WHAT THIS TASK INVOLVES - Show all lines from the records below in which the string "kind" is present.

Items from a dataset
——————
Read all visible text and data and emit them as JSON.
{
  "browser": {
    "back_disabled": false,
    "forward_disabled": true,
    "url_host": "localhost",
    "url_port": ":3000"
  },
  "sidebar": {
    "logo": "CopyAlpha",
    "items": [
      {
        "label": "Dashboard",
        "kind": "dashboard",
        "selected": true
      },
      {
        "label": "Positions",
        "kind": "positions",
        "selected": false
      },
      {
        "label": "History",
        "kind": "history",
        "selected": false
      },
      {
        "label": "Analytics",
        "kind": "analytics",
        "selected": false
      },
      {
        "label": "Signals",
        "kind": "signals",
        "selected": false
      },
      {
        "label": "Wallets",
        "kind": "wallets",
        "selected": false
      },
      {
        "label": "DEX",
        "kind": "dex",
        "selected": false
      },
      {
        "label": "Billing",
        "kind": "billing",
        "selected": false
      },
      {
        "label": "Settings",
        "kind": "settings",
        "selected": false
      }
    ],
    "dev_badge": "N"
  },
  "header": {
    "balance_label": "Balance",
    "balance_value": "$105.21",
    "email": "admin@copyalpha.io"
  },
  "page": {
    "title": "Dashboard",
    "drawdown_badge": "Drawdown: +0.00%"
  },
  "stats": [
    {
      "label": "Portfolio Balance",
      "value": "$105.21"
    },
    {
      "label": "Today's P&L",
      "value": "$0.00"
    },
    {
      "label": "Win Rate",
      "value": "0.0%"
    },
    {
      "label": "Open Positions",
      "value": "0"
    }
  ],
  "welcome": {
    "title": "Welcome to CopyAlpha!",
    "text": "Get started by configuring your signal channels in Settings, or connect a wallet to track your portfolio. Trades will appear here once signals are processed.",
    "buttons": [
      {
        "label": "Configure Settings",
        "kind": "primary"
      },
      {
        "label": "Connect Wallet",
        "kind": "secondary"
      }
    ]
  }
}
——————
SOLUTION TO THIS EXERCISE -
        "kind": "dashboard",
        "kind": "positions",
        "kind": "history",
        "kind": "analytics",
        "kind": "signals",
        "kind": "wallets",
        "kind": "dex",
        "kind": "billing",
        "kind": "settings",
        "kind": "primary"
        "kind": "secondary"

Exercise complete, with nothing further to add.